And Iraqi police defused explosives found in a white gasoline tanker parked outside a hotel used mainly by foreigners in a busy shopping district in Baghdad.

The driver's cabinet was stacked with grenades and gasoline containers and rocket-propelled grenades, police and Interior Ministry officials said.

Meanwhile, the Iraqi government kicked a group headed by former Iraqi Governing Council member Ahmad Chalabi (search) out of its offices in downtown Baghdad. Staff at the Iraqi National Congress (search) were told to quit just days after their boss was accused of embezzlement and issued with an arrest warrant.

Chalabi denies the charges and his nephew Salem Chalabi (search) is also strongly refuting allegations that he was linked to a murder. Chalabi was on his way to Baghdad Wednesday to face the charges.

Violence in Najaf

On Wednesday, more militants entered a hotel scorched from fighting Tuesday to resume firing at troops. The U.S. military said the building was being used as a sniper's nest and a weapons storehouse and that about 20 people were killed inside.

"We keep pushing south and they just keep coming," said Capt. Patrick McFall, from the 1st Cavalry Division.

Ibrahim al-Jaafari, Iraq's new interim vice president, called on the U.S. troops to withdraw from Najaf.

"Only Iraqi forces should stay in Najaf, these forces should be responsible for security and should save Najaf from this phenomenon of killing," al-Jaafari told Arab TV network Al-Jazeera Wednesday.

Coalition forces said they were operating in the city at the request of the government.

Al-Sadr's fighters have been battling coalition forces for days in a number of Shiite strongholds in Baghdad and southern Iraq.

"I hope that you keep fighting even if you see me detained or martyred," al-Sadr said in a statement Wednesday. "I thank the dear fighters all over Iraq for what they have done to set back injustice."
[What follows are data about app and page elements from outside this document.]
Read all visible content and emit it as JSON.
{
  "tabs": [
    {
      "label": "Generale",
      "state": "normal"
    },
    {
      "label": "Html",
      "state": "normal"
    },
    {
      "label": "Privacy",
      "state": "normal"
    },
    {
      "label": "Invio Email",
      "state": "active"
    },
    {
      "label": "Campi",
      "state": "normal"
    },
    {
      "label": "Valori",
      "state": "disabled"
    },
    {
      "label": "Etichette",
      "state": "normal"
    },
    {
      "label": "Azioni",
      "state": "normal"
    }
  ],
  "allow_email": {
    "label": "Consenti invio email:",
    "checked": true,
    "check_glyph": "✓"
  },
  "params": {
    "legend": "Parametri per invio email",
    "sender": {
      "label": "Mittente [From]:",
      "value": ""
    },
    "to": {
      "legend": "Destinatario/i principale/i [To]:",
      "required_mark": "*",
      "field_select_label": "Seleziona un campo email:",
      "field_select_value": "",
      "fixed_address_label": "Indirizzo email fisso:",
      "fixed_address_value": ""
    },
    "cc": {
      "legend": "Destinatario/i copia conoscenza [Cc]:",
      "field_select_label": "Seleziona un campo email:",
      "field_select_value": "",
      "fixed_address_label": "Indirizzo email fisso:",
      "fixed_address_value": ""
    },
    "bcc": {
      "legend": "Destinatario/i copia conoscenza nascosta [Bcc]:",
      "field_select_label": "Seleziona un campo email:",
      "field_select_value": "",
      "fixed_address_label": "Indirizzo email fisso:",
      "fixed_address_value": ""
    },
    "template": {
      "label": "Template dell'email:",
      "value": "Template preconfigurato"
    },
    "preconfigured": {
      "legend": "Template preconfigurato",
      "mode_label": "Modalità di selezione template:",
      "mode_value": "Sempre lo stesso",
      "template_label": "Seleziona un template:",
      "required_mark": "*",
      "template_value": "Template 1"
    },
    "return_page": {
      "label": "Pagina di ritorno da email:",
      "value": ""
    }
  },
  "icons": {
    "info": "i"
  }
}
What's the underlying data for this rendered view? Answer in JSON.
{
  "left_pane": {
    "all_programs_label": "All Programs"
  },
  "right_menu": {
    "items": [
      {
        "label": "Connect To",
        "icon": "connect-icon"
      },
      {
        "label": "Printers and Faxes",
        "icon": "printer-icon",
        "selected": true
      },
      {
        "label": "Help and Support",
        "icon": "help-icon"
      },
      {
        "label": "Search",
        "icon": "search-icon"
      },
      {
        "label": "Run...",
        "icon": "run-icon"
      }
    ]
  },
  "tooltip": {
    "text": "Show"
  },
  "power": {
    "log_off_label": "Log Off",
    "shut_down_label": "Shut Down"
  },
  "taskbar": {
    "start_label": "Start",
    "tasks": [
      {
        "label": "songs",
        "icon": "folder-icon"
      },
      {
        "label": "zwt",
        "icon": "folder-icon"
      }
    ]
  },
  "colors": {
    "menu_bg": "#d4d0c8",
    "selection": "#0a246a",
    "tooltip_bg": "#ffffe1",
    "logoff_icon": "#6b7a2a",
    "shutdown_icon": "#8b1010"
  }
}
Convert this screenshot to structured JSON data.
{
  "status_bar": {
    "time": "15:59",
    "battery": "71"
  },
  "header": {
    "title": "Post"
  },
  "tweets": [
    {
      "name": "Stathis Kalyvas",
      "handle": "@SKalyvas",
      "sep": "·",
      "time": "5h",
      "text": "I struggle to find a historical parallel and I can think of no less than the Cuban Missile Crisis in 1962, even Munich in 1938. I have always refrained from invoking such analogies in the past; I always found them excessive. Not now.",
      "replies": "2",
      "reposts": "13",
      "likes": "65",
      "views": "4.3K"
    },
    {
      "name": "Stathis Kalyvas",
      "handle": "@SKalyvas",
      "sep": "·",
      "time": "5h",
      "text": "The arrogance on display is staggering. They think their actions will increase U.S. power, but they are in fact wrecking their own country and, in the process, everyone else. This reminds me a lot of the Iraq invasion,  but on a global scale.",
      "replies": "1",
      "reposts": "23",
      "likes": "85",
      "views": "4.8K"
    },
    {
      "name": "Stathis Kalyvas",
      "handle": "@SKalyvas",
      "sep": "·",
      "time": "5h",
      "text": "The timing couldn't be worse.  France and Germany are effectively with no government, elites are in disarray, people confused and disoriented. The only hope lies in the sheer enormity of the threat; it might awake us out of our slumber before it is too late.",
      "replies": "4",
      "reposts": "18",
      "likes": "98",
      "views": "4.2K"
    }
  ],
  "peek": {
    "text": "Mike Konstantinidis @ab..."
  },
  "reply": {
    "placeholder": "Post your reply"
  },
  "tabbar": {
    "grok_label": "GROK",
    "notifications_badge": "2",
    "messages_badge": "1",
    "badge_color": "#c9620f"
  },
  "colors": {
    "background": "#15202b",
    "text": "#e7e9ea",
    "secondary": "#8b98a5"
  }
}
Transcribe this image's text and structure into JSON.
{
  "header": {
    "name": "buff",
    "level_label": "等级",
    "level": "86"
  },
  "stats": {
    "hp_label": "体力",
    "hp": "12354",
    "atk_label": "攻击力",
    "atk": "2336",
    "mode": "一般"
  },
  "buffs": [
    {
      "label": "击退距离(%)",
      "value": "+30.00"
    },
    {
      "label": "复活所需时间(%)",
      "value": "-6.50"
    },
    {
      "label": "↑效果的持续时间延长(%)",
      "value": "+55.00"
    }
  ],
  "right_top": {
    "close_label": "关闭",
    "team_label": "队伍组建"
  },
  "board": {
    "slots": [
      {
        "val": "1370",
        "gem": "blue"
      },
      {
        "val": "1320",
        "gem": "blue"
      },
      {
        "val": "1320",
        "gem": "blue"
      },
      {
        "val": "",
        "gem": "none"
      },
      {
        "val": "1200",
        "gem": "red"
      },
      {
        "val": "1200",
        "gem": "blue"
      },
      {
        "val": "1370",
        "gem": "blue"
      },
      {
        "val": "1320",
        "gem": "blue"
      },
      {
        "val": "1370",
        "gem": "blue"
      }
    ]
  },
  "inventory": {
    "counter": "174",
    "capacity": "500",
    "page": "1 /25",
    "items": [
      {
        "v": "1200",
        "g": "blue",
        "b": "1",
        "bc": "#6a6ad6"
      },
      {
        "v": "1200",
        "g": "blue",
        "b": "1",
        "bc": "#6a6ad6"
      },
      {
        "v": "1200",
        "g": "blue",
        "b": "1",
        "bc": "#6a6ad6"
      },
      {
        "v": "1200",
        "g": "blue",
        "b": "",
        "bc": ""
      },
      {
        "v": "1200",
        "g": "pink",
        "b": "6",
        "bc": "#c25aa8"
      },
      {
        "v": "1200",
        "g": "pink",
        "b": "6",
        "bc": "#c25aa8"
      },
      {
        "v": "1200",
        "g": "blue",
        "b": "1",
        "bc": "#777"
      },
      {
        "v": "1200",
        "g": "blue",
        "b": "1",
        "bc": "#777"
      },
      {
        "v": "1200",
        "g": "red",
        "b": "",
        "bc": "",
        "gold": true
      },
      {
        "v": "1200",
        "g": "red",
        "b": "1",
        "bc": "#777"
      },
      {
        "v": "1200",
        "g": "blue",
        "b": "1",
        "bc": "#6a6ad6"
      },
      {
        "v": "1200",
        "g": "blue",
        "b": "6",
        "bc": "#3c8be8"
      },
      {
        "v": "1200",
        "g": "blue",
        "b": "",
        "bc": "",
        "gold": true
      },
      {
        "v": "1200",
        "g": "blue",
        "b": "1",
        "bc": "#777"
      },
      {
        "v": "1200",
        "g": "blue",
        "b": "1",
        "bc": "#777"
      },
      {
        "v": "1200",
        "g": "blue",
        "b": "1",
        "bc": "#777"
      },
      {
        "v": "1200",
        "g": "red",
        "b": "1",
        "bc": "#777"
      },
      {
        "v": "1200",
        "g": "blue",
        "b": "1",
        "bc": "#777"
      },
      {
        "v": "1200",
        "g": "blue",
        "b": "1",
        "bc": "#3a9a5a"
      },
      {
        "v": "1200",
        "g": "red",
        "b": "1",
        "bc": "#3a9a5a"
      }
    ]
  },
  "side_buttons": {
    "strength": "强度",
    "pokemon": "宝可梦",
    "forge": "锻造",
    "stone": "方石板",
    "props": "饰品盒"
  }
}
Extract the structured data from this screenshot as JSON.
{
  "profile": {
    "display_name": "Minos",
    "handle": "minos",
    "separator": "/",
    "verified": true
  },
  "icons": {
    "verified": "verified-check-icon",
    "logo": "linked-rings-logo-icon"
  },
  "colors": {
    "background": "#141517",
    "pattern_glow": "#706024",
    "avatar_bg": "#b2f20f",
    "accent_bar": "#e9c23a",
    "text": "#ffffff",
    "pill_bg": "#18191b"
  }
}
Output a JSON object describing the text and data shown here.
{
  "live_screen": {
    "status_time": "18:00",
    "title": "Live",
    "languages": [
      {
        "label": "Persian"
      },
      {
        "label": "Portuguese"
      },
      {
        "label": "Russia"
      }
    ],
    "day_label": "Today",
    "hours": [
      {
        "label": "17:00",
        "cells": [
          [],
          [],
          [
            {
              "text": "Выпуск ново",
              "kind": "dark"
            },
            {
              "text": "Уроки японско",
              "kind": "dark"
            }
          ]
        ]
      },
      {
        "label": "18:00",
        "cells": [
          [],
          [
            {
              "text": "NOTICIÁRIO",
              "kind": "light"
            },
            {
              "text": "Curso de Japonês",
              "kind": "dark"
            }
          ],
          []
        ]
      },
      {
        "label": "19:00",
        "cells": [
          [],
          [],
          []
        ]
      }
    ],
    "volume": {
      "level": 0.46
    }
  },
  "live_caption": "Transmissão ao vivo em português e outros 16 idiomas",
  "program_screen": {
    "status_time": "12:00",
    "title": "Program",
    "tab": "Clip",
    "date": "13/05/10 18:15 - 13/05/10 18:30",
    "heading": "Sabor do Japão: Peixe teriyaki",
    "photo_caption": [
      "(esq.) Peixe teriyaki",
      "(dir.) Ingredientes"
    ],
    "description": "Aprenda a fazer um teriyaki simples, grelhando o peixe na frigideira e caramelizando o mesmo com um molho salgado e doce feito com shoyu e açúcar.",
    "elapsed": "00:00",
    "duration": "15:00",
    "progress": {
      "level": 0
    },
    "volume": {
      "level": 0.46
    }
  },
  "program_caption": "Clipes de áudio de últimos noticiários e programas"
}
To control movement in Najaf, Iraqi police and national guards blocked roads that connect the city's northern and southern parts Wednesday.

Shiite Communities in Distress

The fighting has plagued other Shiite communities across Iraq.

In Kut, 100 miles southeast of Baghdad, Iraqi police fought off attacks from the Mahdi Army at the town's central police station and other government offices.

"We gave orders to our forces to shoot anyone who gets near government buildings," said Mohammed Ridha, Kut's governor.

Violence persisted throughout the country's Shiite regions, with overnight clashes between insurgents and British forces in the southern city of Amarah killing 10 militants, according to hospital officials and witnesses. Another 50 Iraqis, including 20 militants, were injured, hospital officials said.

During the day Wednesday, British tanks were patrolling the major roads in Amarah, while Mahdi Army militants walked through the alleys, witnesses said.

Coalition forces also dropped leaflets from planes telling the people of Amarah that the fighting was only hurting the people of the city.

In the southern cities of Nasiriyah, Basra and Samawah, insurgents targeted coalition forces with mortars and rocket-propelled grenades, causing no injuries, Clooney said.

"The insurgents are using cover and buildings to (launch) indirect attacks rather than open conflict," he said.

Production resumed at Iraq's vast southern oil fields after authorities reached an accord with militant Shiites who had threatened to attack the country's vital export pipelines for crude, an Iraqi oil official told The Associated Press late Tuesday.

FOX News' John Cookson and The Associated Press contributed to this report.